Conversation with the Commissioner for Adults Living with an Intellectual Disability link

The Office of the Commissioner for Adults Living with an Intellectual Disability will be conducting an engagement with diverse stakeholders, including substitute decision makers, to clarify the role of the Commissioner and share additional information about the role of substitute decision maker and our office oversight. Please register for presentation below and register in advance using the link provided.

Topic: Role of the Substitute Decision Maker Overview of CALIDO Oversight

When: June 27, 2024 01:00-2:30 P.M. Winnipeg

Register in advance for this webinar

About the Office of the Vulnerable Persons' Commissioner

Our role:

In certain situations, adults with intellectual disabilities require someone who is legally empowered to make decisions on their behalf, known as a substitute decision maker. The Office of the Vulnerable Persons’ Commissioner is the body that receives applications to appoint a substitute decision maker.

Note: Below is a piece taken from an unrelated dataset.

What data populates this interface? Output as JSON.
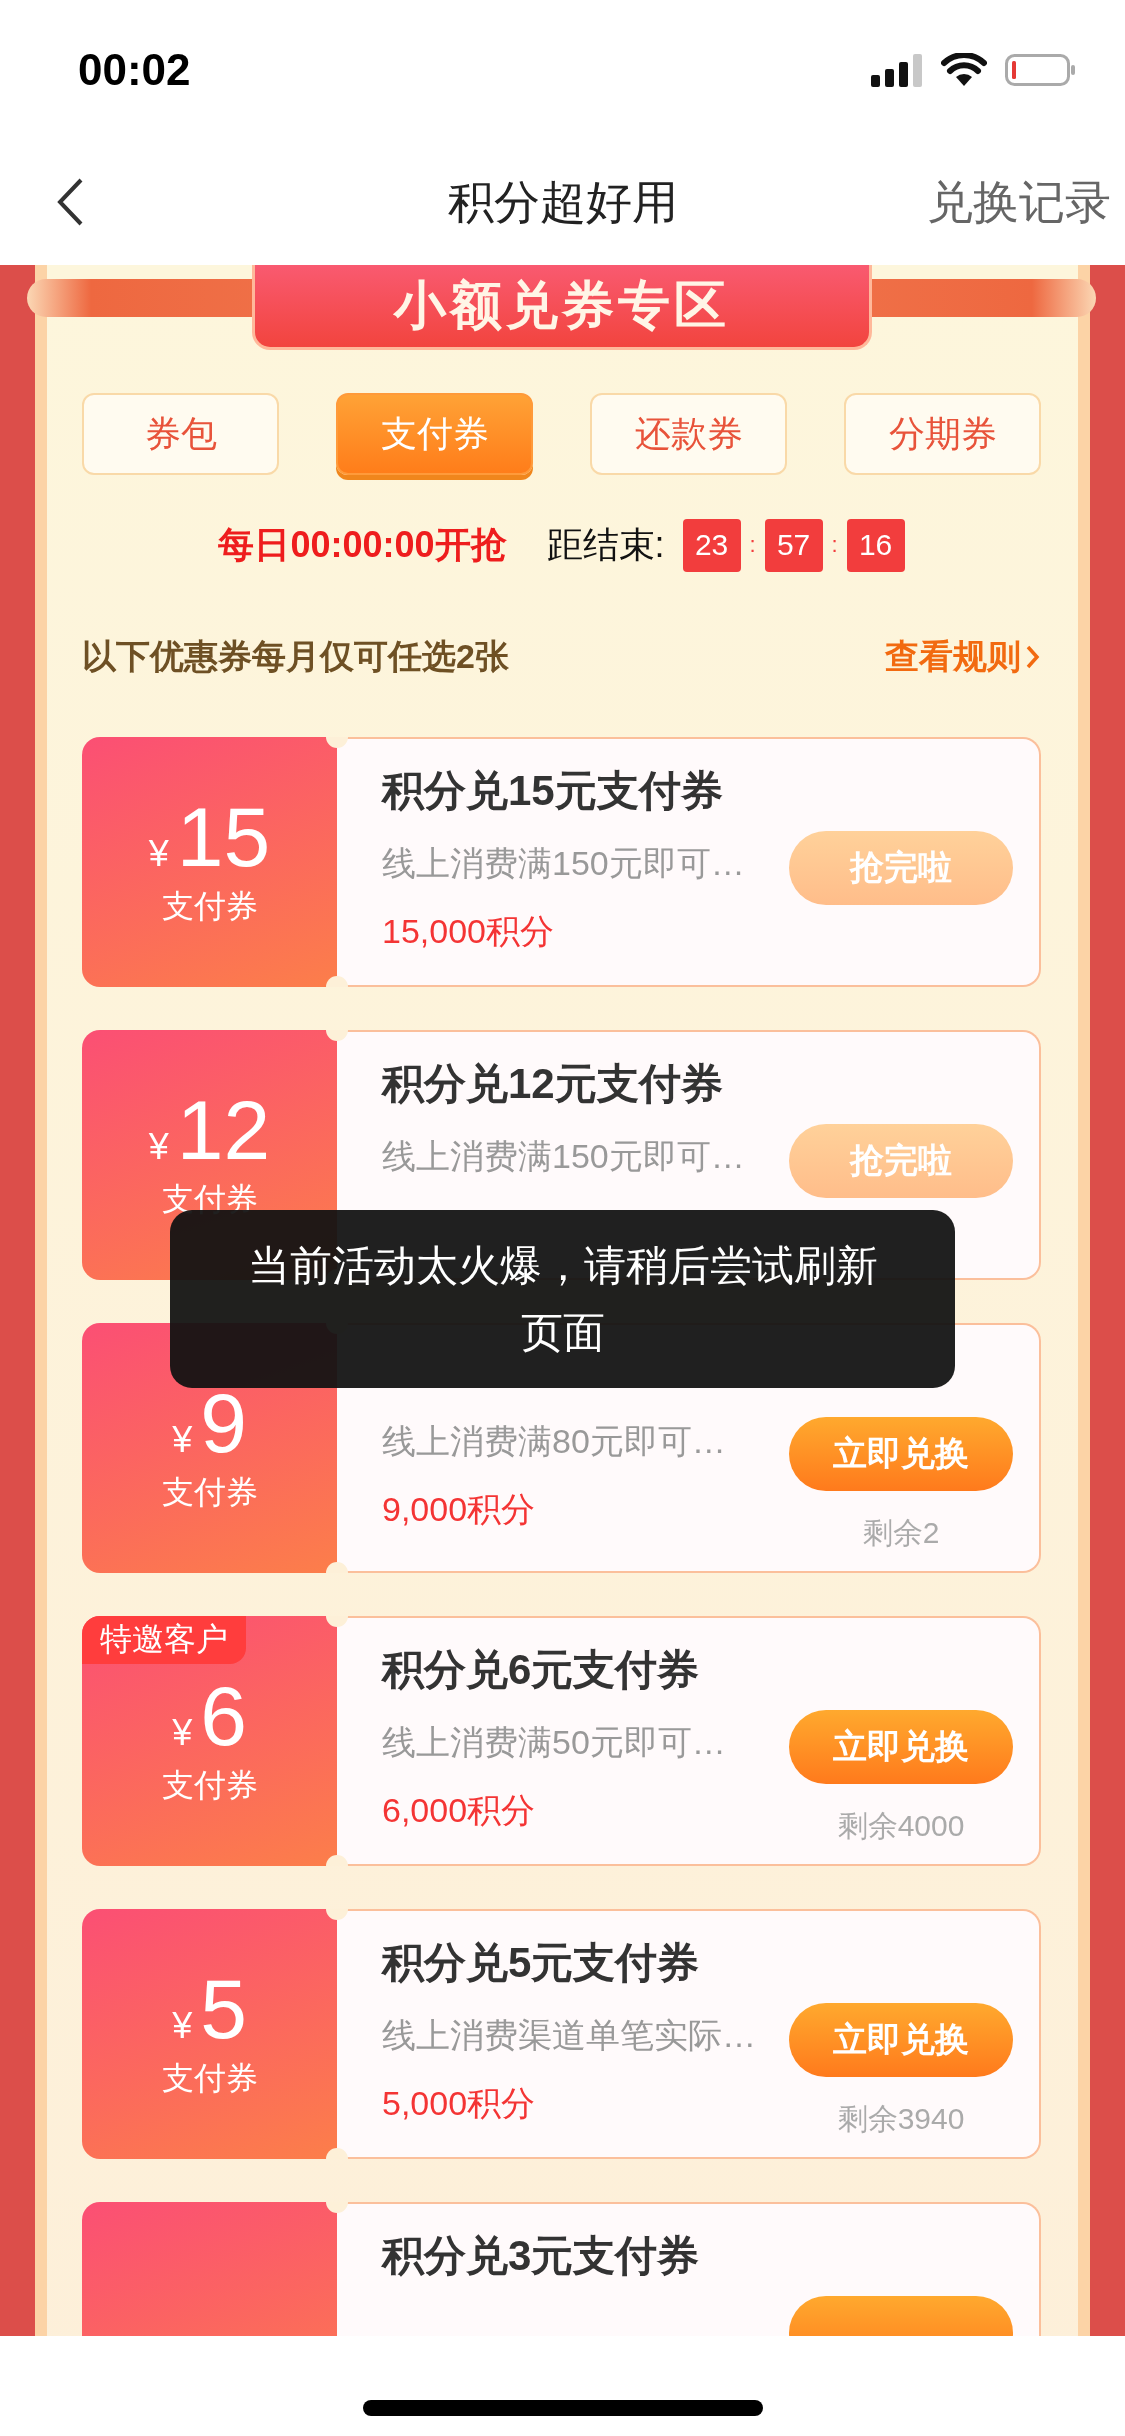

The Commissioner’s main function is to:

  • determine whether a substitute decision maker is necessary. This is always a last resort.
  • legally appoint substitute decision makers

The Vulnerable Persons’ Commissioner is appointed under Part 4 of The Vulnerable Persons Living with a Mental Disability Act (the act). The mandate of the Office of the Vulnerable Persons’ Commissioner is to implement the substitute decision making provisions of the act. In doing so, our goal is to protect the decision making rights of vulnerable persons through policies and procedures which:

  • are developed and implemented in keeping with the Five Guiding Principles contained in the act
  • ensures fair processes, and
  • are convenient and accessible, to the extent possible.

The specific activities of the Office of the Vulnerable Persons’ Commissioner are to:

  • conduct preliminary investigations of applications for substitute decision makers
  • appoint hearing panels as needed to review and make recommendations regarding the need for a substitute decision maker and the scope of the appointment
  • appoint substitute decision makers, where no other options are appropriate
  • maintain a register of appointments of substitute decision makers
  • monitor the actions of substitute decision makers
  • at set intervals, review the need for the substitute decision maker
  • receive and investigate complaints and mediate and seek to resolve disputes between substitute decision makers, which may include steps ranging from informal meetings to formal referral to mediation services; and
  • provide information to adults with intellectual disabilities, their families, substitute decision makers and the general public regarding the substitute decision making process.

In performing their statutory duties, the Vulnerable Persons' Commissioner operates independently from the Department of Families.

Key Definitions and Terminology

Who is considered to be a "vulnerable person"?

According to the act a vulnerable person is defined as "an adult living with a mental disability who is in need of assistance to meet his or her basic needs with regard to personal care and/or management of his or her property."
Please note that someone meeting the definition of “vulnerable person” does not automatically mean a substitute decision maker will be appointed. The decision to appoint a substitute decision maker may happen as a last resort, following a rigorous evaluation.

What is a Substitute Decision Maker? 

A substitute decision maker is one or more individuals appointed by the Vulnerable Persons’ Commissioner to make decisions for an adult with an intellectual disability who is unable to make certain decisions for themselves in the area of personal care or property or both. A substitute decision maker has the legal authority to make decisions for the vulnerable person in those specific areas in which they have been given power by the Commissioner.

What is the definition of mental disability?

For an individual to be assessed as having a mentally disability, the individual must have significantly impaired intellectual functioning existing concurrently with impaired adaptive behavior and manifested prior to the age of 18 years (this excludes a mental disability due exclusively to a mental disorder as defined in section 1 of The Mental Health Act).

Who is not covered?

The definition of “vulnerable persons” excludes individuals who have a mental disability due exclusively to a mental disorder as defined in section 1 of The Mental Health Act. It also excludes individuals whose mental disability occurred after the age of 18. 

What is a support network?

The act defines a support network “as one or more persons who provide advice, support or assistance to a vulnerable person and may include (a) the vulnerable person’s spouse or common-law partner, (b) other members of the person’s family and (c) others chosen by the vulnerable person”. An adult with an intellectual disability is able to choose who is in their support network. This can include friends and past or present service providers.

What does the term incapacity mean?

The act defines a person as being incapable when that person is not able to understand information that is important for making the decisions that are before them, or is not able to appreciate the expected consequences of either making or not making a the decision or lack of making a decision.

What is meant by "last resort"?

As noted in the principles of the act, substitute decision making should be invoked only as a last resort. This occurs when:

  •  A vulnerable person needs decisions to be made and
  • They are unable to make these decisions by themselves or with the involvement of members of their support network. 

The Vulnerable Person’s Commissioner will only give a substitute decision maker the legal authority to make decisions on behalf of the individual in areas where the individual is not capable of doing so on their own or with assistance.